▶ _Problem description_:
Using "Standard" as the search string, find the matching lines below and copy them.

▶ _Material for this task_:
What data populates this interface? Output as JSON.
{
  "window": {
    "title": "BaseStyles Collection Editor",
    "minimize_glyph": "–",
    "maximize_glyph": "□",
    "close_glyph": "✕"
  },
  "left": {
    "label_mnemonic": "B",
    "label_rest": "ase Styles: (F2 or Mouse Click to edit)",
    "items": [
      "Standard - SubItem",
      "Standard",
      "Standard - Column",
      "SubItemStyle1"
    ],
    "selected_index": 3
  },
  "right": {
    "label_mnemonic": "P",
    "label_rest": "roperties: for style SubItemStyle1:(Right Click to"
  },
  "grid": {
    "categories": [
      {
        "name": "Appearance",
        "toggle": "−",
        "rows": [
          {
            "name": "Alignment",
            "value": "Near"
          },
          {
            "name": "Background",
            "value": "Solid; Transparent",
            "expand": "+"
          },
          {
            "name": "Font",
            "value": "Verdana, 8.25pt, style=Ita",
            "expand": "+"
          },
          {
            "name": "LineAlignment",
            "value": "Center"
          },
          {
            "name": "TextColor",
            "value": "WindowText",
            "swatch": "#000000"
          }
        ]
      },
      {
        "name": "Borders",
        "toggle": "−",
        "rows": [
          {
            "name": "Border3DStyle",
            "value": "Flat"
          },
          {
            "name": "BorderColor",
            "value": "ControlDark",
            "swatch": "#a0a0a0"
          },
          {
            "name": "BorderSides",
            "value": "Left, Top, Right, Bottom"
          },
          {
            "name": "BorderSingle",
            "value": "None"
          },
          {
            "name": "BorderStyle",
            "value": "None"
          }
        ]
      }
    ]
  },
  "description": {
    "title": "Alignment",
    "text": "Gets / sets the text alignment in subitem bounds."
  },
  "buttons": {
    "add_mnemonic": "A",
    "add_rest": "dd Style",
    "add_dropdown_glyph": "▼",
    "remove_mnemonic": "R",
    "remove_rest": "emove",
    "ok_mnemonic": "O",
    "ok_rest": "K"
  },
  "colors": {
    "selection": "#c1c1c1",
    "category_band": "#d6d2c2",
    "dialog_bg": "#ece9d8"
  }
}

▶ _Solution for this problem_:
      "Standard - SubItem",
      "Standard",
      "Standard - Column",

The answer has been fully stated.